The Black Tinamou Tinamus osgoodi is a type of ground bird found in lowland and montane humid forest up to 1,400"?2,100 m (4,600"?6,900 ft) altitude.
All tinamou are from the family Tinamidae, and in the larger scheme are also Ratites. Unlike other Ratites, Tinamous can fly, although in general, they are not strong fliers. All ratites evolved from prehistoric flying birds, and Tinamous are the closest living relative of these birds.
This species has two subspecies:
- T. osgoodi hershkovitzi a rarely seen bird last seen at San José de la Fragua, Caquetá Department, Colombia,also seen in the past on the east slope of the East Andes, in Huila Department and possibly in the northern Central Andes at Antioquia Department, Colombia at 1,400"?2,100 m (4,600"?6,900 ft) altitude
- T. osgoodi osgoodi located on the east slope of the Andes, in the Magdalena River valley, in Cuzco, Puno and Madre de Dios Regions, southeastern Peru at 600"?1,400 m (2,000"?4,600 ft) altitude
This species is large in size, and is a blackish tinamou. All parts of its body are black in color except its sooty brown belly and chestnut vent with black speckling.
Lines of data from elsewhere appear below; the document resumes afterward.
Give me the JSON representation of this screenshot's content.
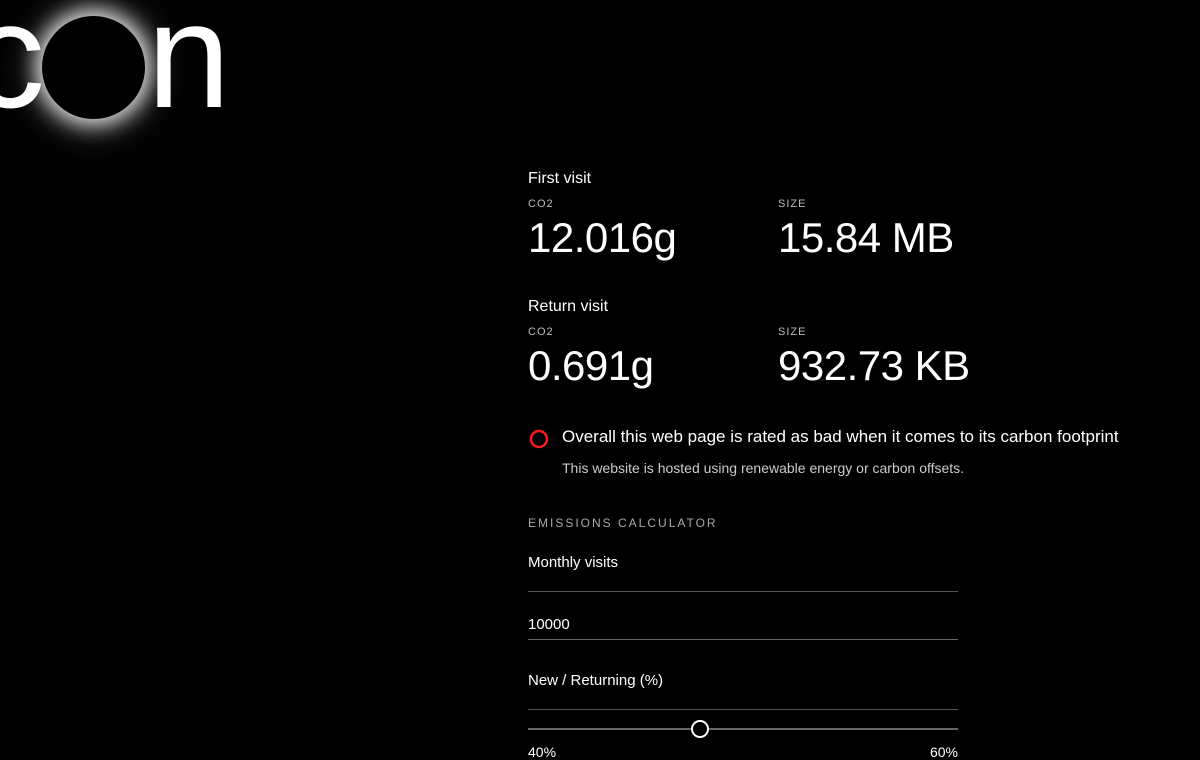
{
  "logo": {
    "text_left": "c",
    "text_right": "n"
  },
  "first_visit": {
    "heading": "First visit",
    "co2_label": "CO2",
    "co2_value": "12.016g",
    "size_label": "SIZE",
    "size_value": "15.84 MB"
  },
  "return_visit": {
    "heading": "Return visit",
    "co2_label": "CO2",
    "co2_value": "0.691g",
    "size_label": "SIZE",
    "size_value": "932.73 KB"
  },
  "rating": {
    "icon_color": "#ff1a1a",
    "text": "Overall this web page is rated as bad when it comes to its carbon footprint",
    "hosting_note": "This website is hosted using renewable energy or carbon offsets."
  },
  "calculator": {
    "title": "EMISSIONS CALCULATOR",
    "monthly_visits_label": "Monthly visits",
    "monthly_visits_value": "10000",
    "ratio_label": "New / Returning (%)",
    "slider_left": "40%",
    "slider_right": "60%",
    "slider_position_percent": 40
  }
}
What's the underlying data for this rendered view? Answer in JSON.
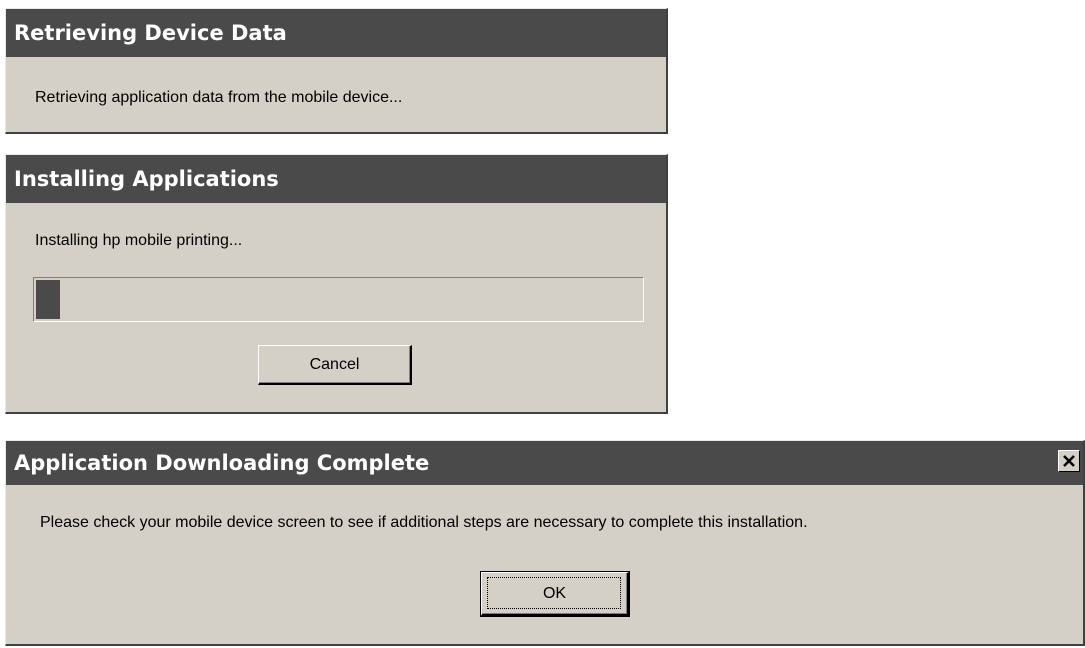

Black Tinamou are 40"?46 cm (16"?18 in) long, with females being a little larger than males. It has a mournful voice with a tremulous and descending whistle lasting about one second.
Like other Tinamous, the Bartlett's eats fruit off the ground or low-lying bushes. They also eat small amounts of invertebrates, flower buds, tender leaves, seeds, and roots. The male incubates the eggs which may come from as many as 4 different females, and then will raise them until they are ready to be on their own, usually 2-3 weeks. The nest is located on the ground in dense brush or between raised root buttresses.
The only information on the black tinamou's nesting was from one nest that was found on the ground with 2 glossy blue eggs.
Black Tinamou is rated as Vulnerable by the IUCN with a range occurrence of 11,600 km2 (4,500 sq mi). In 2004 it was estimated that less than 10,000 remained. They are currently being conserved in Manú National Park, in Peru, and Cueva de los Guácharos National Park, in Huila Department. It was proposed to make the Tavara-Candamo area into Bahuaja-Sonene National Park. Meanwhile, restrict the tourists from disturbing the Black Tinamou's habitat in the foothills of southeastern Peru. It was also proposed to implement conservation education programs to create awareness among the public to stop their ongoing deforestation.
Black Tinamou is currently threatened by the ongoing deforestation caused by human settlement expansion, agricultural expansion (mainly used for opium plantations), associated road-building in Huila, oil exploration in Peru,and it is still hunted for food. Hunting and oil exploration and related road-building are the major threts to this tinamou.